(Component data from apps and pages)
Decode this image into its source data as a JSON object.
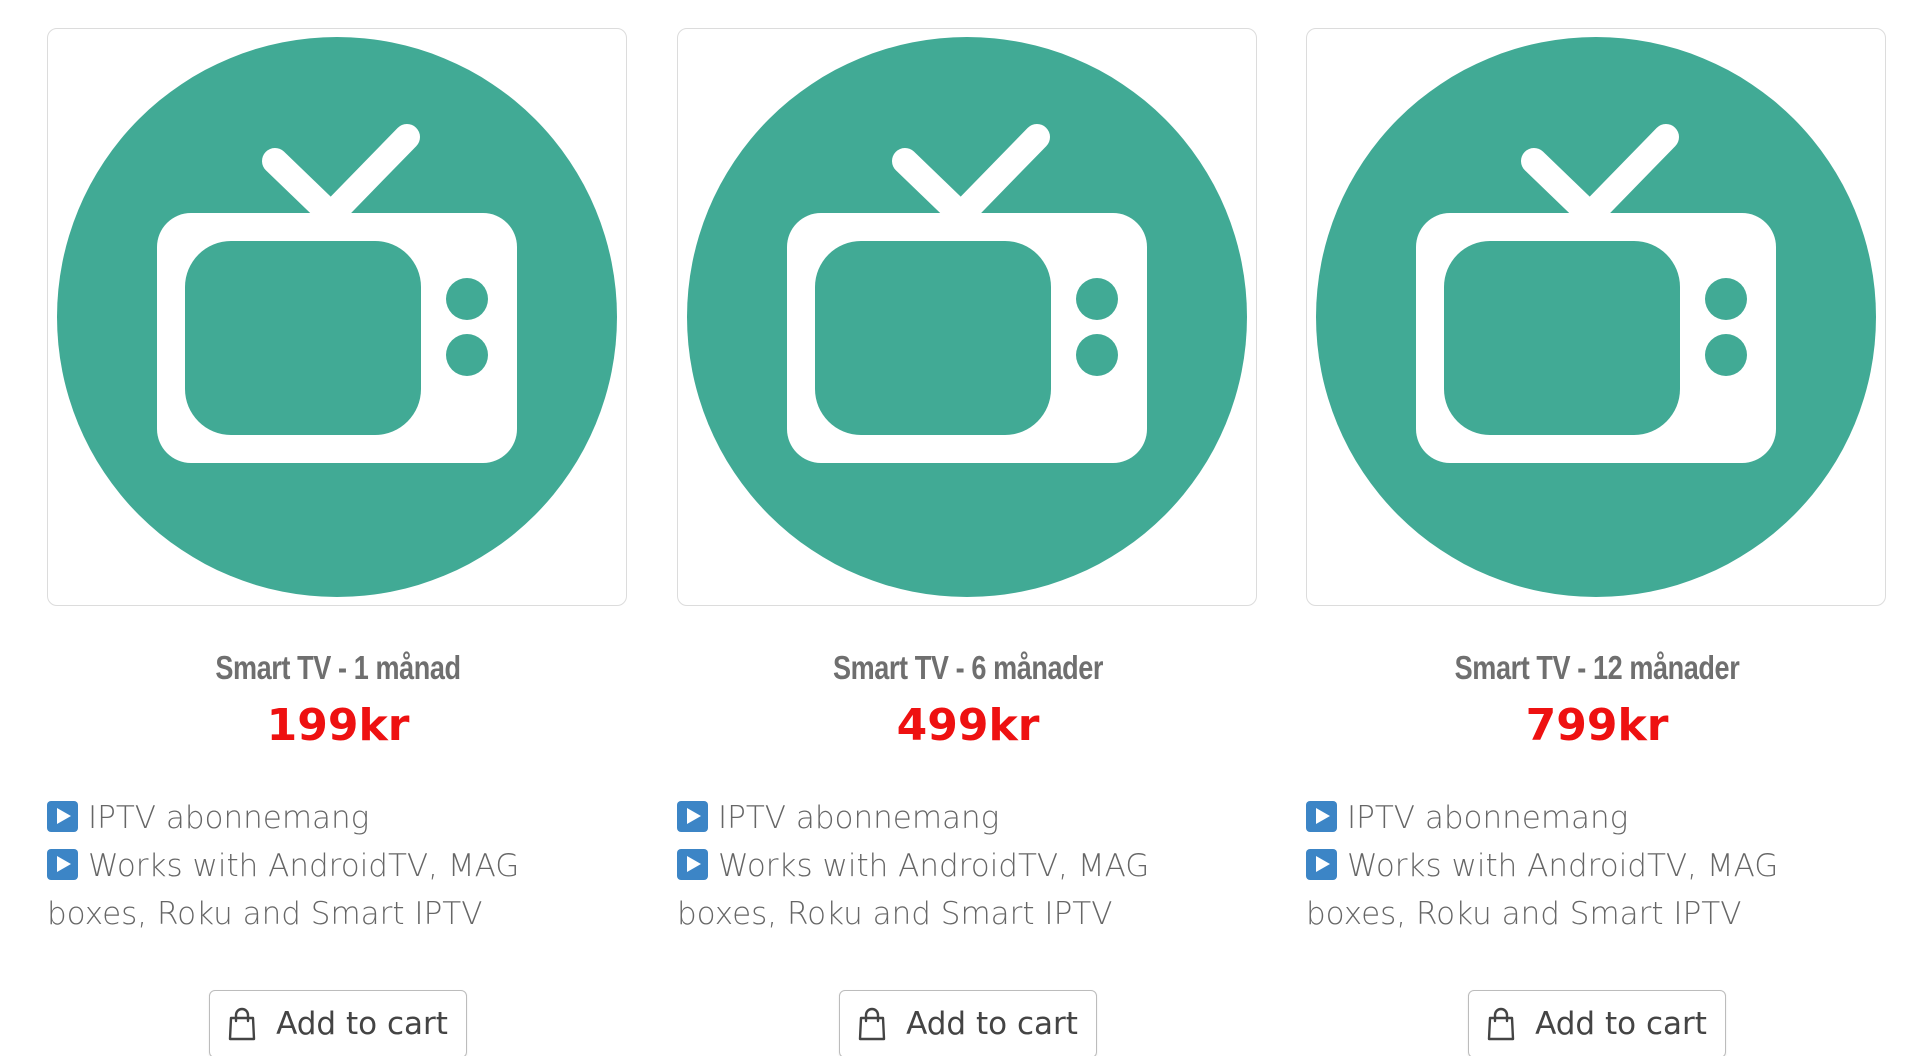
{
  "theme": {
    "tv_circle_color": "#41aa95",
    "price_color": "#ee1111",
    "feature_icon_color": "#3c85c6"
  },
  "products": [
    {
      "image_icon": "tv-icon",
      "title": "Smart TV - 1 månad",
      "price": "199kr",
      "features": [
        "IPTV abonnemang",
        "Works with AndroidTV, MAG boxes, Roku and Smart IPTV"
      ],
      "feature_icon": "play-button-icon",
      "add_to_cart_label": "Add to cart",
      "cart_icon": "shopping-bag-icon"
    },
    {
      "image_icon": "tv-icon",
      "title": "Smart TV - 6 månader",
      "price": "499kr",
      "features": [
        "IPTV abonnemang",
        "Works with AndroidTV, MAG boxes, Roku and Smart IPTV"
      ],
      "feature_icon": "play-button-icon",
      "add_to_cart_label": "Add to cart",
      "cart_icon": "shopping-bag-icon"
    },
    {
      "image_icon": "tv-icon",
      "title": "Smart TV - 12 månader",
      "price": "799kr",
      "features": [
        "IPTV abonnemang",
        "Works with AndroidTV, MAG boxes, Roku and Smart IPTV"
      ],
      "feature_icon": "play-button-icon",
      "add_to_cart_label": "Add to cart",
      "cart_icon": "shopping-bag-icon"
    }
  ]
}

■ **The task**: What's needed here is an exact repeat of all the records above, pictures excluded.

■ **Exercise answer**:
Decode this image into its source data as a JSON object.
{
  "theme": {
    "tv_circle_color": "#41aa95",
    "price_color": "#ee1111",
    "feature_icon_color": "#3c85c6"
  },
  "products": [
    {
      "image_icon": "tv-icon",
      "title": "Smart TV - 1 månad",
      "price": "199kr",
      "features": [
        "IPTV abonnemang",
        "Works with AndroidTV, MAG boxes, Roku and Smart IPTV"
      ],
      "feature_icon": "play-button-icon",
      "add_to_cart_label": "Add to cart",
      "cart_icon": "shopping-bag-icon"
    },
    {
      "image_icon": "tv-icon",
      "title": "Smart TV - 6 månader",
      "price": "499kr",
      "features": [
        "IPTV abonnemang",
        "Works with AndroidTV, MAG boxes, Roku and Smart IPTV"
      ],
      "feature_icon": "play-button-icon",
      "add_to_cart_label": "Add to cart",
      "cart_icon": "shopping-bag-icon"
    },
    {
      "image_icon": "tv-icon",
      "title": "Smart TV - 12 månader",
      "price": "799kr",
      "features": [
        "IPTV abonnemang",
        "Works with AndroidTV, MAG boxes, Roku and Smart IPTV"
      ],
      "feature_icon": "play-button-icon",
      "add_to_cart_label": "Add to cart",
      "cart_icon": "shopping-bag-icon"
    }
  ]
}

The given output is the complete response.